After running away from her home in Dresden, East Germany, last summer to join Daesh in Iraq, a German teenager — Linda Wenzel — is to stand trial in the country's courts, and could face the death penalty.
Iraqi Prime Minister Haider al-Abadi told the Associated Press the 16-year-old, currently held in a Baghdad prison, was "accountable for [her] actions" — especially as she may have been involved in criminal activity that amounted to "killing innocent people."
Linda was captured by Iraqi forces in the basement of a home in Mosul in July, during an offensive aimed at driving the extremist group from the city. She along with four other women were armed with weapons and suicide bomber belts, ready to blow up the advancing army.
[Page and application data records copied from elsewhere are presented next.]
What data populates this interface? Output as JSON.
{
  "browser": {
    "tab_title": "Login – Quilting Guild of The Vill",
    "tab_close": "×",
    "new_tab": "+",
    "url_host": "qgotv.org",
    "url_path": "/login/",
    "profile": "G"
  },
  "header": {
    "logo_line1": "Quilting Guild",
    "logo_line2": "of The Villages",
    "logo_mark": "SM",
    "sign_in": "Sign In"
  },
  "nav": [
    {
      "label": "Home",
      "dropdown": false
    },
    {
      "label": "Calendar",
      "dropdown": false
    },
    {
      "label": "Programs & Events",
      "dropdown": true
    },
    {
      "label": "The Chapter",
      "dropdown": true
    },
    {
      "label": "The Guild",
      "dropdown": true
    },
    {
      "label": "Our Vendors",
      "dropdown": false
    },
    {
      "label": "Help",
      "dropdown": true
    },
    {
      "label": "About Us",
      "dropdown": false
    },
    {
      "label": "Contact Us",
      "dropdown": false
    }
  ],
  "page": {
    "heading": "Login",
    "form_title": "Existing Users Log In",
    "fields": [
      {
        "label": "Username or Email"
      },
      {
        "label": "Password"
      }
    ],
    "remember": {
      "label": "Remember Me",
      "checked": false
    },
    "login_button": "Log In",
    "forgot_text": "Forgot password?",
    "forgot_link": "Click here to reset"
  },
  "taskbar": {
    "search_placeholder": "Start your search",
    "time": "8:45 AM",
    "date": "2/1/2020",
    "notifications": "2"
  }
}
She is accused of working with Daesh's "police force" and carrying out terrorist attacks, and is one of over many women being detained for their activities during Daesh's three-year reign of terror in the country.
Germany's Foreign Ministry were previously said to be working on returning the teen and three other German women who were caught in Iraq, but there is no extradition treaty in place between the two countries, and Iraqi officials have indicated they wish for her and other foreign converts to be tried in the country's own courts.
Capital punishment is banned under German law — if she was tried at home, she'd face a prison term of up to 10 years — but very much in place in Iraq.
Linda was 15 when she fled her hometown in the German state of Saxony.
In interviews after her capture, she has spoken of her immense regret at journeying to Iraq, and her desire to go home, "away from the weapons, the noise."
Radicalized after communicating with Daesh members online, Linda claims it took a month to travel to Iraq via Turkey and Syria, where she married a Daesh fighter.
She was later "shipped" to Mosul, where her husband was killed shortly after. She has a gunshot wound on her left thigh and another injury on her right knee caused during a helicopter attack.
In the past few years, more than 930 Islamists have traveled from Germany to join the Daesh terrorist group in Iraq or Syria.
According to Germany's Federal Office for the Protection of the Constitution, 20 percent of them are women and five percent were minors. Of those under the age of 18, half were female.
Sigrid Herrmann Marschall, an expert in Islamism in Germany, has previously told Sputnik Islamists all over the country are trying to recruit young girls to join Daesh. She spoke of one "remarkable case," involving an interpreter in Leipzig.
The interpreter belonged to an extremist mosque, and was employed to speak to refugees from the Middle East.
In many cases, the individual managed to convert refugees to the cause of extremism, whereupon they would apply to be repatriated back to their home countries.
Islamist recruiters in Germany often work not for ideological conviction, but money — providing male fighters and "Daesh brides" is a lucrative business, as the terror group wishes to ensnare and create successive generations for its ranks.
Other individuals — often dubbed "Daesh brides" — include citizens of France, Belgium, Syria and Iran.